Provided material Start Marker

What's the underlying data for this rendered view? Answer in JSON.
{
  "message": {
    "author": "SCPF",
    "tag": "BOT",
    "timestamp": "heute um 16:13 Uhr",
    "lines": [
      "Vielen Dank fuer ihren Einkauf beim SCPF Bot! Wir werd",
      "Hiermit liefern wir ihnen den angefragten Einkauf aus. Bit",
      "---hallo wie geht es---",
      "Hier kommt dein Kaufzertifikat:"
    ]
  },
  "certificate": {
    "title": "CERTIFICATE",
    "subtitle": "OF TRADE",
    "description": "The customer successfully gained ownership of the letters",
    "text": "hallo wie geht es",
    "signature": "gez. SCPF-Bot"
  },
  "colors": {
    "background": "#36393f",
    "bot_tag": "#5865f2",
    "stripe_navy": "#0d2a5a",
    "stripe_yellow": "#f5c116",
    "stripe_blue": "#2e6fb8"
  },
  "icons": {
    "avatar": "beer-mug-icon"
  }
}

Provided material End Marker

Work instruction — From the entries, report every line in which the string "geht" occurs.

Result below —
      "---hallo wie geht es---",
    "text": "hallo wie geht es",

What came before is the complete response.